Or maybe not so modest. You all decide. Here it is: can we T&Sers, and perhaps in time the bloggernacle community in general, come to an agreement, if only for purposes of discussion, on what is and is not meant by “liberal” and “conservative” in Mormon contexts? Because it seems that everytime these labels arise, confusion abounds.

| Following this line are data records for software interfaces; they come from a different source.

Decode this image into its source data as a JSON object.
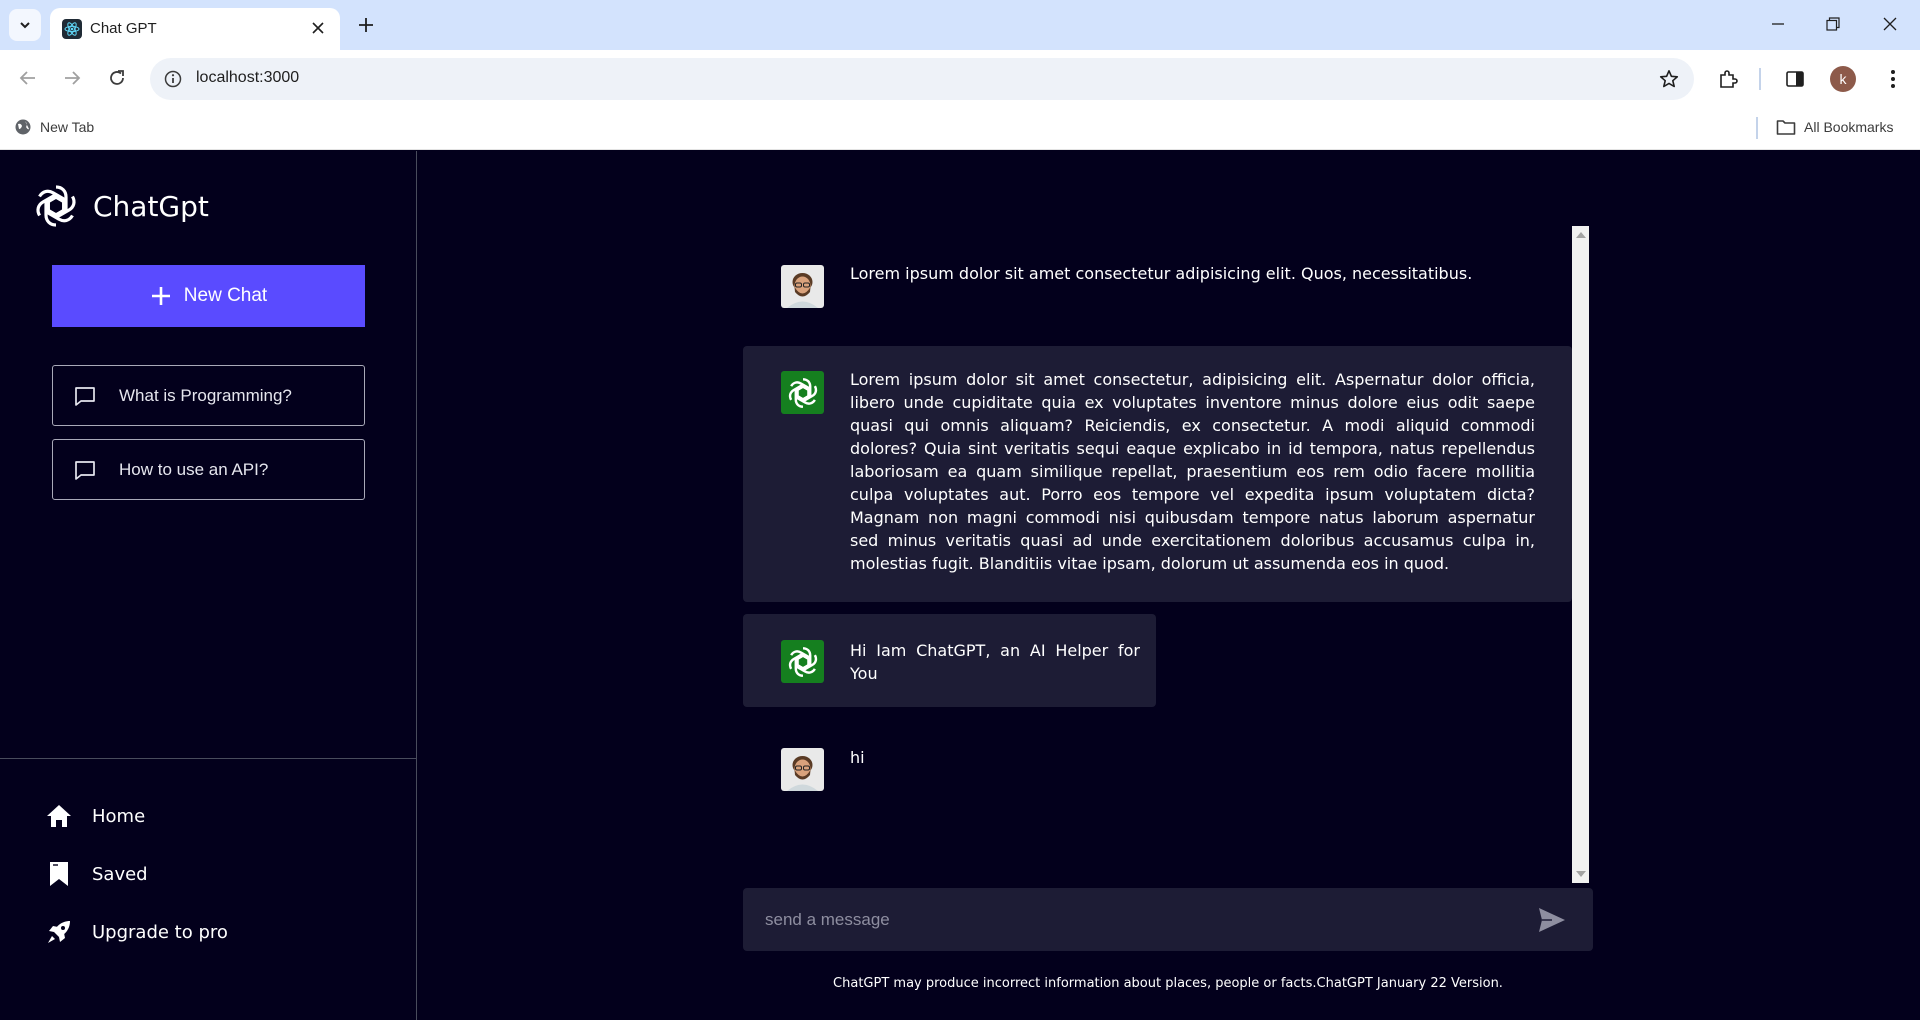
{
  "browser": {
    "tab_title": "Chat GPT",
    "url": "localhost:3000",
    "profile_initial": "k",
    "bookmarks": {
      "new_tab": "New Tab",
      "all_bookmarks": "All Bookmarks"
    }
  },
  "sidebar": {
    "brand": "ChatGpt",
    "new_chat": "New Chat",
    "queries": [
      {
        "label": "What is Programming?"
      },
      {
        "label": "How to use an API?"
      }
    ],
    "lower_items": [
      {
        "label": "Home",
        "icon": "home-icon"
      },
      {
        "label": "Saved",
        "icon": "bookmark-icon"
      },
      {
        "label": "Upgrade to pro",
        "icon": "rocket-icon"
      }
    ]
  },
  "chat": {
    "messages": [
      {
        "role": "user",
        "text": "Lorem ipsum dolor sit amet consectetur adipisicing elit. Quos, necessitatibus."
      },
      {
        "role": "bot",
        "text": "Lorem ipsum dolor sit amet consectetur, adipisicing elit. Aspernatur dolor officia, libero unde cupiditate quia ex voluptates inventore minus dolore eius odit saepe quasi qui omnis aliquam? Reiciendis, ex consectetur. A modi aliquid commodi dolores? Quia sint veritatis sequi eaque explicabo in id tempora, natus repellendus laboriosam ea quam similique repellat, praesentium eos rem odio facere mollitia culpa voluptates aut. Porro eos tempore vel expedita ipsum voluptatem dicta? Magnam non magni commodi nisi quibusdam tempore natus laborum aspernatur sed minus veritatis quasi ad unde exercitationem doloribus accusamus culpa in, molestias fugit. Blanditiis vitae ipsam, dolorum ut assumenda eos in quod."
      },
      {
        "role": "bot",
        "text": "Hi Iam ChatGPT, an AI Helper for You"
      },
      {
        "role": "user",
        "text": "hi"
      }
    ],
    "input_placeholder": "send a message",
    "input_value": "",
    "footer": "ChatGPT may produce incorrect information about places, people or facts.ChatGPT January 22 Version."
  },
  "colors": {
    "background": "#03001c",
    "accent": "#5a4bff",
    "bot_bubble": "#1d1c35",
    "gpt_avatar": "#157f1f"
  }
}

In the thread following Jim’s post “Politics in the Church”, several people–Aaron, Steve, Jeremy, and others–have pointed out that it is not clear that those who are described or who describe themselves as “liberal Mormons” are, in fact, “liberals,” at least insofar as contemporary American political vernacular goes. Similarly, it’s not clear to me that “conservative”–with, again, the implication of political “conservatism” in the contempory American political context–fits up very well with the actual beliefs of those who label themselves or are labeled as such. (Kristine observed that, in the thread following my post on Elder Packer and beards, “conservatives” are feeling “oppressed” by my and others’ criticism of his comments–and yet, so far as I can tell, nothing political has come up in that thread at all. A while back, Nate started a huge thread by attacking “liberal Mormons”; yet despite his very careful specification of whom he was and wasn’t criticizing, things still got terribly out of hand.)

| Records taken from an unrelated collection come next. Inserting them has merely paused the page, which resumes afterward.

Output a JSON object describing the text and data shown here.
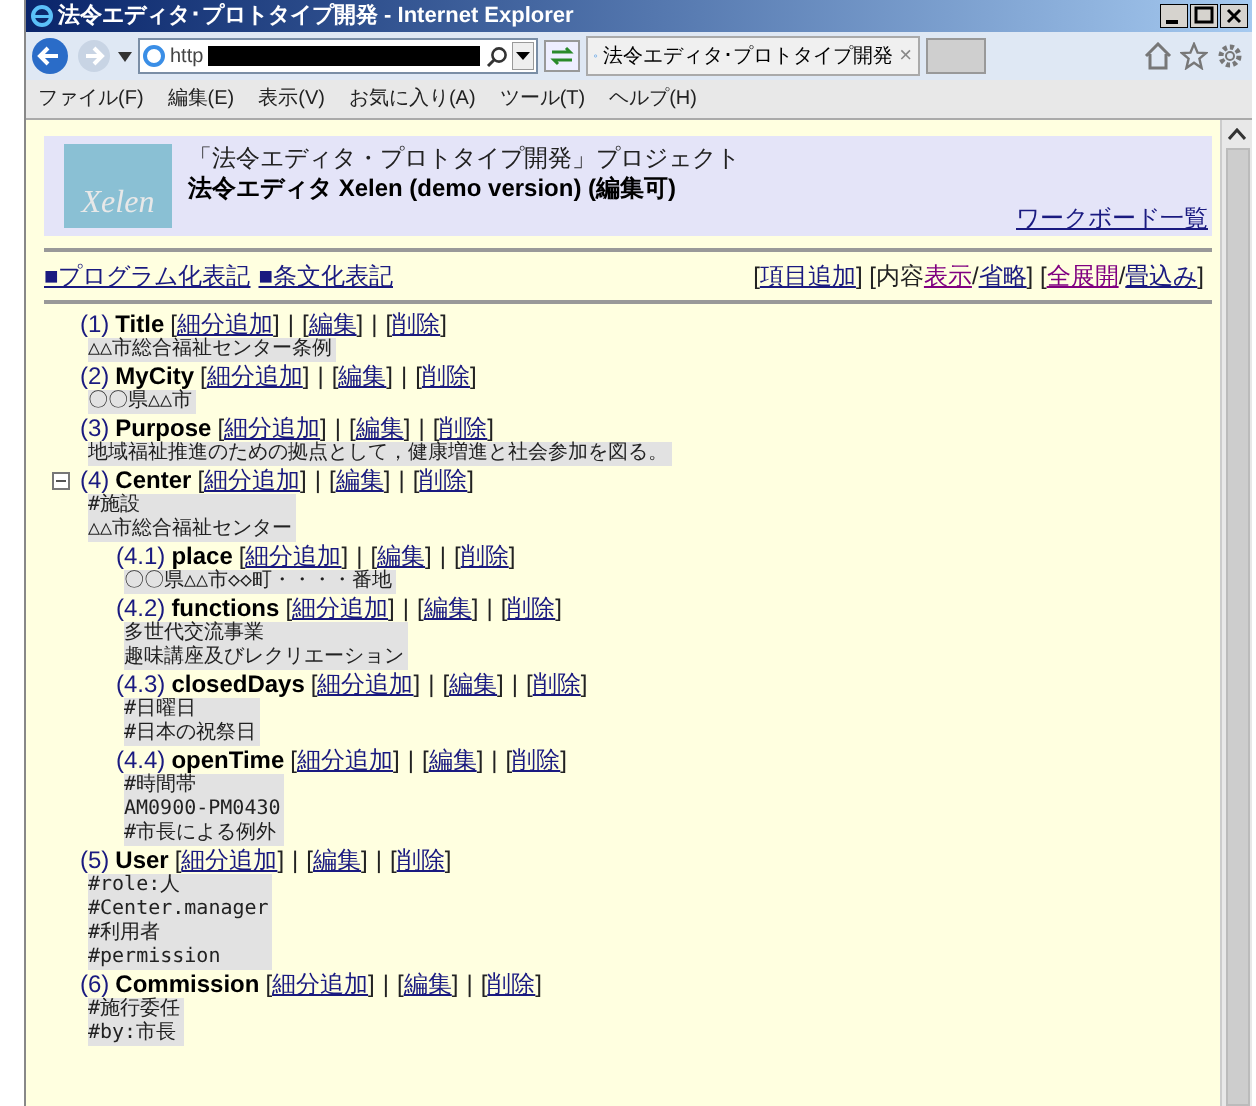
{
  "window": {
    "title": "法令エディタ･プロトタイプ開発 - Internet Explorer"
  },
  "address_bar": {
    "value": "http"
  },
  "tab": {
    "title": "法令エディタ･プロトタイプ開発",
    "close": "×"
  },
  "menu": [
    "ファイル(F)",
    "編集(E)",
    "表示(V)",
    "お気に入り(A)",
    "ツール(T)",
    "ヘルプ(H)"
  ],
  "header": {
    "logo": "Xelen",
    "project": "「法令エディタ・プロトタイプ開発」プロジェクト",
    "app_title": "法令エディタ Xelen (demo version) (**編集可**)",
    "link": "ワークボード一覧"
  },
  "view_links": [
    "■プログラム化表記",
    "■条文化表記"
  ],
  "toolbar": [
    {
      "kind": "text",
      "text": "["
    },
    {
      "kind": "link",
      "text": "項目追加",
      "visited": false
    },
    {
      "kind": "text",
      "text": "] [内容"
    },
    {
      "kind": "link",
      "text": "表示",
      "visited": true
    },
    {
      "kind": "text",
      "text": "/"
    },
    {
      "kind": "link",
      "text": "省略",
      "visited": false
    },
    {
      "kind": "text",
      "text": "] ["
    },
    {
      "kind": "link",
      "text": "全展開",
      "visited": true
    },
    {
      "kind": "text",
      "text": "/"
    },
    {
      "kind": "link",
      "text": "畳込み",
      "visited": false
    },
    {
      "kind": "text",
      "text": "]"
    }
  ],
  "action_syntax": {
    "open": "[",
    "close": "]",
    "separator": "|"
  },
  "items": [
    {
      "number": "(1)",
      "name": "Title",
      "actions": [
        "細分追加",
        "編集",
        "削除"
      ],
      "content": [
        "△△市総合福祉センター条例"
      ]
    },
    {
      "number": "(2)",
      "name": "MyCity",
      "actions": [
        "細分追加",
        "編集",
        "削除"
      ],
      "content": [
        "〇〇県△△市"
      ]
    },
    {
      "number": "(3)",
      "name": "Purpose",
      "actions": [
        "細分追加",
        "編集",
        "削除"
      ],
      "content": [
        "地域福祉推進のための拠点として，健康増進と社会参加を図る。"
      ]
    },
    {
      "number": "(4)",
      "name": "Center",
      "expanded": true,
      "actions": [
        "細分追加",
        "編集",
        "削除"
      ],
      "content": [
        "#施設",
        "△△市総合福祉センター"
      ],
      "children": [
        {
          "number": "(4.1)",
          "name": "place",
          "actions": [
            "細分追加",
            "編集",
            "削除"
          ],
          "content": [
            "〇〇県△△市◇◇町・・・・番地"
          ]
        },
        {
          "number": "(4.2)",
          "name": "functions",
          "actions": [
            "細分追加",
            "編集",
            "削除"
          ],
          "content": [
            "多世代交流事業",
            "趣味講座及びレクリエーション"
          ]
        },
        {
          "number": "(4.3)",
          "name": "closedDays",
          "actions": [
            "細分追加",
            "編集",
            "削除"
          ],
          "content": [
            "#日曜日",
            "#日本の祝祭日"
          ]
        },
        {
          "number": "(4.4)",
          "name": "openTime",
          "actions": [
            "細分追加",
            "編集",
            "削除"
          ],
          "content": [
            "#時間帯",
            "AM0900-PM0430",
            "#市長による例外"
          ]
        }
      ]
    },
    {
      "number": "(5)",
      "name": "User",
      "actions": [
        "細分追加",
        "編集",
        "削除"
      ],
      "content": [
        "#role:人",
        "#Center.manager",
        "#利用者",
        "#permission"
      ]
    },
    {
      "number": "(6)",
      "name": "Commission",
      "actions": [
        "細分追加",
        "編集",
        "削除"
      ],
      "content": [
        "#施行委任",
        "#by:市長"
      ]
    }
  ]
}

The problem is a simple one: being “liberal” and being “conservative” mean different things to different people. “Liberalism” can denote an attitude, a philosophical orientation, a set of policy and voting preferences, and so forth. Similarly, “conservativism” can be used to describe a set of beliefs regarding the economy, or gender roles, or Book of Mormon historicity, and so forth. It should go without saying that while there is often overlap between these several definitions, none of them necessarily entail one another. When I teach my political ideologies class, this is the point I have to make more than any other–labels must be used carefully, because what might be accurately described as “liberal” in one context might be nonsensical in any other.
So, here is my proposal: henceforth “liberal Mormons” are people who identify themselves as Mormon and whose political preference result in “liberal” voting habits. Similarly, “conservative Mormons” are Mormons who vote in accordance with “conservative” policies. I’m not crazy about these labels, as they’re quite banal–”liberal” and “conservative” are rich terms, and we ought to be able to use them more broadly. But unless one makes it very clear that the terms are being used philosophically, I think conversational safety and charity requires us to limit their use. The second and more interesting part of my proposal follows: what ought we to label those who have an “orthodox” or “traditional” relationship to church leadership and doctrine vs. those who have a more “heterodox” or “independent” perspective? There’s the old stand-by: “Iron Rod” vs. “Liahona,” which has the advantage of being well known, and which certainly gets us away from the “liberal vs. conservative” morass. But can we do better? I’m open to suggestions. Either way, I really think allowing for terminological overlap between the political and the churchly–however many real-world instances of such overlap there may be–is much more trouble than it’s worth.